▶ **TO DO**
Would you write out every entry exactly, but without the pictures?

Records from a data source
◇ ◇ ◇

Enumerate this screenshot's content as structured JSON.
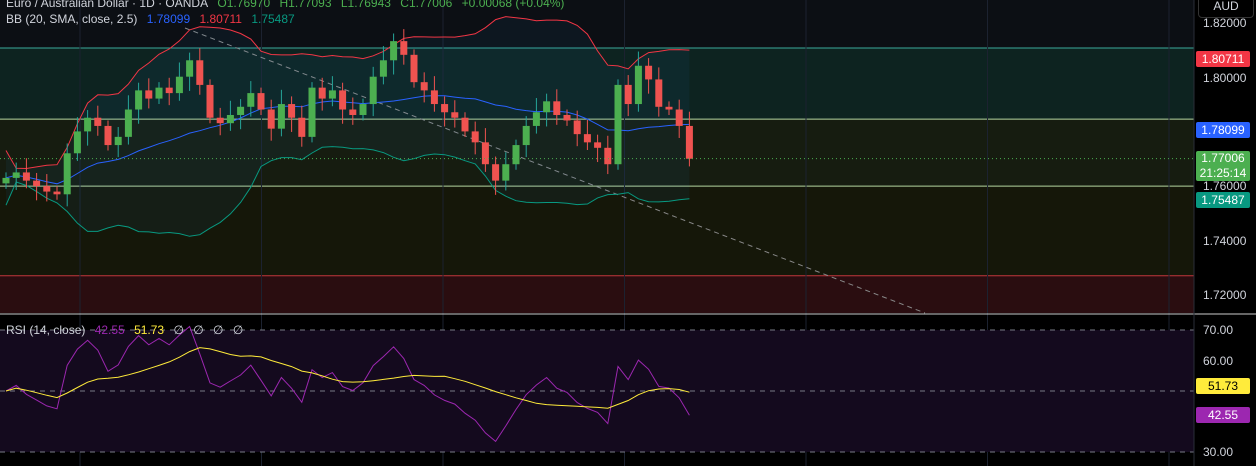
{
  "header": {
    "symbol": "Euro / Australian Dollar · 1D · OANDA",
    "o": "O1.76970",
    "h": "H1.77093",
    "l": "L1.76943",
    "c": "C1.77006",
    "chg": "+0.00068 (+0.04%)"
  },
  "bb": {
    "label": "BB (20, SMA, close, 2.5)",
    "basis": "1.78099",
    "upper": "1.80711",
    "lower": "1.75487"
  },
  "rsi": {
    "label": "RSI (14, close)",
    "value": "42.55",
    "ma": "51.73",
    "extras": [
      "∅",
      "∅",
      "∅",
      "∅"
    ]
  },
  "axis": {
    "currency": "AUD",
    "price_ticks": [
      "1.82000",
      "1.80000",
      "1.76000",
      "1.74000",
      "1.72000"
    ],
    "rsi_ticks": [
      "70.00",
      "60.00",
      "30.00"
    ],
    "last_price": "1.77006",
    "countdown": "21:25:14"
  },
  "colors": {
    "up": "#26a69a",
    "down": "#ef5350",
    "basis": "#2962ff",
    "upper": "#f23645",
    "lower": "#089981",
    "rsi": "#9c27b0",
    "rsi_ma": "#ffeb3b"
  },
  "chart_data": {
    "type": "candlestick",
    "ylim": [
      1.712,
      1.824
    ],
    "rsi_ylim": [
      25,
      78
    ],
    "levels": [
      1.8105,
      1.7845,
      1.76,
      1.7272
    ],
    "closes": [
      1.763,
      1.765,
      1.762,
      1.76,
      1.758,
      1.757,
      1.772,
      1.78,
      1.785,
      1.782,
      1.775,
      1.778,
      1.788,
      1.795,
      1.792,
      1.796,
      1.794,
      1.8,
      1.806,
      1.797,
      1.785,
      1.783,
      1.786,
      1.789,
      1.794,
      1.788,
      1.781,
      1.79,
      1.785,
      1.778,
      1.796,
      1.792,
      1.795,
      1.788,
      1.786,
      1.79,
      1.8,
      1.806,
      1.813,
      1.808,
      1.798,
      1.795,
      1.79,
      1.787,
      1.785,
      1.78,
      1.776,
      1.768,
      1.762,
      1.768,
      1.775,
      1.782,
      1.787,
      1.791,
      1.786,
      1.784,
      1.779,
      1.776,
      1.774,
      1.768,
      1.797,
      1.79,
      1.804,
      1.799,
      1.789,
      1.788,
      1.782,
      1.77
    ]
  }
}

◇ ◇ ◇

▶ **RESPONSE AREA**
Enumerate this screenshot's content as structured JSON.
{
  "header": {
    "symbol": "Euro / Australian Dollar · 1D · OANDA",
    "o": "O1.76970",
    "h": "H1.77093",
    "l": "L1.76943",
    "c": "C1.77006",
    "chg": "+0.00068 (+0.04%)"
  },
  "bb": {
    "label": "BB (20, SMA, close, 2.5)",
    "basis": "1.78099",
    "upper": "1.80711",
    "lower": "1.75487"
  },
  "rsi": {
    "label": "RSI (14, close)",
    "value": "42.55",
    "ma": "51.73",
    "extras": [
      "∅",
      "∅",
      "∅",
      "∅"
    ]
  },
  "axis": {
    "currency": "AUD",
    "price_ticks": [
      "1.82000",
      "1.80000",
      "1.76000",
      "1.74000",
      "1.72000"
    ],
    "rsi_ticks": [
      "70.00",
      "60.00",
      "30.00"
    ],
    "last_price": "1.77006",
    "countdown": "21:25:14"
  },
  "colors": {
    "up": "#26a69a",
    "down": "#ef5350",
    "basis": "#2962ff",
    "upper": "#f23645",
    "lower": "#089981",
    "rsi": "#9c27b0",
    "rsi_ma": "#ffeb3b"
  },
  "chart_data": {
    "type": "candlestick",
    "ylim": [
      1.712,
      1.824
    ],
    "rsi_ylim": [
      25,
      78
    ],
    "levels": [
      1.8105,
      1.7845,
      1.76,
      1.7272
    ],
    "closes": [
      1.763,
      1.765,
      1.762,
      1.76,
      1.758,
      1.757,
      1.772,
      1.78,
      1.785,
      1.782,
      1.775,
      1.778,
      1.788,
      1.795,
      1.792,
      1.796,
      1.794,
      1.8,
      1.806,
      1.797,
      1.785,
      1.783,
      1.786,
      1.789,
      1.794,
      1.788,
      1.781,
      1.79,
      1.785,
      1.778,
      1.796,
      1.792,
      1.795,
      1.788,
      1.786,
      1.79,
      1.8,
      1.806,
      1.813,
      1.808,
      1.798,
      1.795,
      1.79,
      1.787,
      1.785,
      1.78,
      1.776,
      1.768,
      1.762,
      1.768,
      1.775,
      1.782,
      1.787,
      1.791,
      1.786,
      1.784,
      1.779,
      1.776,
      1.774,
      1.768,
      1.797,
      1.79,
      1.804,
      1.799,
      1.789,
      1.788,
      1.782,
      1.77
    ]
  }
}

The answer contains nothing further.